→ Problem statement
Please find all lines containing "我的电脑" in the listing below and copy them.

==========

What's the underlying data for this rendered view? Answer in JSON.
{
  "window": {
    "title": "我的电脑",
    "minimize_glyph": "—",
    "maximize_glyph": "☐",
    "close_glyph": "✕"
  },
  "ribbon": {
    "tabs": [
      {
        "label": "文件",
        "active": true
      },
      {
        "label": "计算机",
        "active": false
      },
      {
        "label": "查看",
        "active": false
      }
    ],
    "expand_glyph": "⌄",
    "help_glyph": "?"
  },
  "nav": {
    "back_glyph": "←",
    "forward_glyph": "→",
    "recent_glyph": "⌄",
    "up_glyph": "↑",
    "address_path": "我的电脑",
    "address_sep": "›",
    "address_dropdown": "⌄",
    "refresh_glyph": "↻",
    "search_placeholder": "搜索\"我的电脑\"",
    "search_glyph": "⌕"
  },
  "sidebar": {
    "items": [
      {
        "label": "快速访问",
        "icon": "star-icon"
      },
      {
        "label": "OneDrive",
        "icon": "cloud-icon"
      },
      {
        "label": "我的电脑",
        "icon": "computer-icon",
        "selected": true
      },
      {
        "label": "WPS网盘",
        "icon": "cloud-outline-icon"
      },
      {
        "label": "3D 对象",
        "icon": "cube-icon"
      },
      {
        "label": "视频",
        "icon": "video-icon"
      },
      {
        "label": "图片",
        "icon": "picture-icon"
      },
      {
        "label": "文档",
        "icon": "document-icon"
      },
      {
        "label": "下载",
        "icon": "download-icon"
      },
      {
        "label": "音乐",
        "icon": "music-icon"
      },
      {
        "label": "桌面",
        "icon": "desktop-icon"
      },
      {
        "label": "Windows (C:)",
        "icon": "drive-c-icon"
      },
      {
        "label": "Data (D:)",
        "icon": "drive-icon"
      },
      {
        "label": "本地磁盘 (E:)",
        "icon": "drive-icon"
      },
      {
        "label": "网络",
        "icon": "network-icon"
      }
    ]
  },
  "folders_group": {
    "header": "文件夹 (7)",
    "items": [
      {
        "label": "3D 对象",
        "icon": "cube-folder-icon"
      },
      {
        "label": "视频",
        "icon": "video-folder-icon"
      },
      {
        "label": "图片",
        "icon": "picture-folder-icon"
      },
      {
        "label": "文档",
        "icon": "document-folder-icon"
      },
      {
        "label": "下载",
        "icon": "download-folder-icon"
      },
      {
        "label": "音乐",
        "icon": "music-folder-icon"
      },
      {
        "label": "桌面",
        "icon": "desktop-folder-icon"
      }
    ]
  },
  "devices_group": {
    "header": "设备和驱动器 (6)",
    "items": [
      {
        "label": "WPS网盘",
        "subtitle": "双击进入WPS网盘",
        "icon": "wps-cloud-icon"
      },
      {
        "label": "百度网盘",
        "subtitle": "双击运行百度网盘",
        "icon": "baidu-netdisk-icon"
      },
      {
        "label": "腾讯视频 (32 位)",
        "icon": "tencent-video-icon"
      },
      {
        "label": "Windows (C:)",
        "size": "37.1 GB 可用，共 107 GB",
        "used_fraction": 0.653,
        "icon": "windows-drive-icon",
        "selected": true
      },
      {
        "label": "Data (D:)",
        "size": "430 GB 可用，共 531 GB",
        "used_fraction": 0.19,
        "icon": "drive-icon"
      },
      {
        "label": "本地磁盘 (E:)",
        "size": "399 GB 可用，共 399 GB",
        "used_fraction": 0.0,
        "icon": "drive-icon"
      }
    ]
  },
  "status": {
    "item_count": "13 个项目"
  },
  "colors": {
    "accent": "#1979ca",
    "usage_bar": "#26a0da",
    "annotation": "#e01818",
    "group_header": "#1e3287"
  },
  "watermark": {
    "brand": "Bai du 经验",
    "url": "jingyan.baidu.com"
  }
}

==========

→ Solved problem
    "title": "我的电脑",
    "address_path": "我的电脑",
    "search_placeholder": "搜索\"我的电脑\"",
        "label": "我的电脑",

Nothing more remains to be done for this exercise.